In just the past few weeks, the coronavirus scare has risen to new heights. Of course, we should be careful during flu season every year. This year, however, the threat to health and wellbeing is elevated by a potential pandemic. Does this mean it's time to panic? No, it does not. But, there are things we can do to protect ourselves and our loved ones.
Listen to Reputable Sources and Minimize Your Risk of Exposure
First and foremost, know where your information is coming from. With all the talk about coronavirus (this blog post included!), it is possible that some of the information you receive is not the best or most up-to-date. Check-in regularly with a reputable source, like the Centers for Disease Control and Prevention (CDC). The CDC provides updated and accurate information about the spread of coronavirus and what you should be doing to protect yourself around the clock.
According to the CDC's recommendations, the best way to reduce your risk of infection is to avoid close contact with those who are sick and to wash your hands often with soap and water. If you can, consider shifting some of your meetings and personal connections online, especially if you are feeling sick or experiencing respiratory distress. Even if a true quarantine isn't necessary, avoiding crowded, public places and minimizing your exposure to others can reduce your risk of infection.
Remember, coronavirus does not affect all people in the same way. For the vast majority of those who are infected, the virus is not fatal. However, it can be very serious for people over the age of 60 and those who are prone to respiratory illness and other chronic medical conditions.
Create a Plan in Case of an Outbreak

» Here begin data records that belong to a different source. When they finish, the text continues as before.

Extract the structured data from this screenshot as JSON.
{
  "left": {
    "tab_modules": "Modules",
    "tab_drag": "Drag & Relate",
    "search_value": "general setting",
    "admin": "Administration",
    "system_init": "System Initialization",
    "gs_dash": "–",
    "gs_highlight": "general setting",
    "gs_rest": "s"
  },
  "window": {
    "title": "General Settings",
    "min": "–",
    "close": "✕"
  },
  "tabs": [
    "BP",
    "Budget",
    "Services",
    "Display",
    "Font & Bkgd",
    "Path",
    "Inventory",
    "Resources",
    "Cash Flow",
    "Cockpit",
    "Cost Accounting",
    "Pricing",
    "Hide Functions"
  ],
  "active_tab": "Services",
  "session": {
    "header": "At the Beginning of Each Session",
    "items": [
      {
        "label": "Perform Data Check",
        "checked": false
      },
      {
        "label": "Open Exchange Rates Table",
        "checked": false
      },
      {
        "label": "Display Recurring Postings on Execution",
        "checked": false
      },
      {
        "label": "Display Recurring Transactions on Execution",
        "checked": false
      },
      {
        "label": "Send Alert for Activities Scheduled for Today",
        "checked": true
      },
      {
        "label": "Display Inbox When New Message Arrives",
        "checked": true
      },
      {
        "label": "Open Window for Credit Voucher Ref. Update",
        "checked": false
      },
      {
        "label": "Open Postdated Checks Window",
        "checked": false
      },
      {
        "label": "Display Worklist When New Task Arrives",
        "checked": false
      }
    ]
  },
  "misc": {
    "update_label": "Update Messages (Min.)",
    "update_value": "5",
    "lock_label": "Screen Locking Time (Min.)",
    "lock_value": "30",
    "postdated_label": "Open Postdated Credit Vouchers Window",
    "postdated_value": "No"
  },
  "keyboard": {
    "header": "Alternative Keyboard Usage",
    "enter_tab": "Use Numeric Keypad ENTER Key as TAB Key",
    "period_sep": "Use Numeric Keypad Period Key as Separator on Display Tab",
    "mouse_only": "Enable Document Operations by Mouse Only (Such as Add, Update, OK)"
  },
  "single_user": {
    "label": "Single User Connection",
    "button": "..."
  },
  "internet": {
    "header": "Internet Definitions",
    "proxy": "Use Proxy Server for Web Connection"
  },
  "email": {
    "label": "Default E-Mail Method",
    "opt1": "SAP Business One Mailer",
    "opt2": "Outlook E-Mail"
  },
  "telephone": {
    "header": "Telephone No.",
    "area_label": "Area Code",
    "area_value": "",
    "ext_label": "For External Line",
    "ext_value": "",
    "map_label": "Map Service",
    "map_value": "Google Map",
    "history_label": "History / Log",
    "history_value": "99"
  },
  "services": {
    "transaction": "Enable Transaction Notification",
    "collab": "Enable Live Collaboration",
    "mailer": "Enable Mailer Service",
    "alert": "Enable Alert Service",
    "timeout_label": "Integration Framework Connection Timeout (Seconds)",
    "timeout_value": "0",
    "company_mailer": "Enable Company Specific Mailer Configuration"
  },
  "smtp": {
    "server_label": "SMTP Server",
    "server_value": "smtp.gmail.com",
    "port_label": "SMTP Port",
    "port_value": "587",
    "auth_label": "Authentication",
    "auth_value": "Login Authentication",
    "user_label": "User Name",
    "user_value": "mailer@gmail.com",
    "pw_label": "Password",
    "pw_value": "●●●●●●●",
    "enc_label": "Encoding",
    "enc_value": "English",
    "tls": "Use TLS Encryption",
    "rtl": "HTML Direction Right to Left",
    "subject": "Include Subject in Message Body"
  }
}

The CDC also recommends creating a household plan of action to protect your loved ones and your community in the event that a coronavirus outbreak comes to your area. A household plan can include discussing the possibility of infection with those you love, as well as creating a plan of care for those who are at greater risk of serious complications, such as older adults and those with chronic illnesses.
Care plans should include ensuring access to necessary medications, creating a list of all medical care providers and emergency contacts, and discussing your loved ones' medical preferences. If they have them, ensure you know where your family members' advance medical directives (including healthcare proxy designations) are stored, as well as their Wills, Powers of Attorney, and other estate planning documents.
The CDC also recommends making connections with neighbors and social media groups in your area, so you can stay updated on the latest information.
Take Advantage of the Time at Home
If your office or your child's school has already asked you or your loved ones to stay home, you may be wondering what to do with all of your free time cooped up in the house. If cancellations and work-from-home orders haven't affected you yet, you may be keeping a close eye on when they may be coming. At this moment, the next few months look relatively uncertain. Already, schools are being cancelled and employees are being asked to stay home from work. After school activities are not running and trips have been postponed. That's a lot of time at home without the usual bustle of events, activities, appointments, and obligations.
Not to make light of a serious situation, but why not spend some of this time at home taking care of old projects? Maybe clean out that old junk drawer and organize your desk. Place all old paperwork in storage and organize this year's receipts, bills, and statements in a way that makes sense to you. You could even take this time to get started on your estate plan. Let's be honest, when else are you going to find yourself with this much time to get your paperwork in order and call an attorney? It's been on your To Do List forever, why not cross it off now?
At The Tyra Law Firm, we do everything we can to provide effective and efficient legal services to our clients in a way that is convenient for them. That means, we regularly schedule virtual meetings to accommodate our clients' needs, and we are willing to meet outside of business hours. In this time of extra caution and care, we have taken a close look at our operations to make sure that we are continuing to serve our clients effectively, efficiently, and — most importantly — safely. We are continuing to offer virtual meetings, flexible appointment times, and electronic document review to keep our clients and our staff safe. If you are thinking of taking advantage of your time at home to get started on an estate plan, give our office a call. We are here to work with you!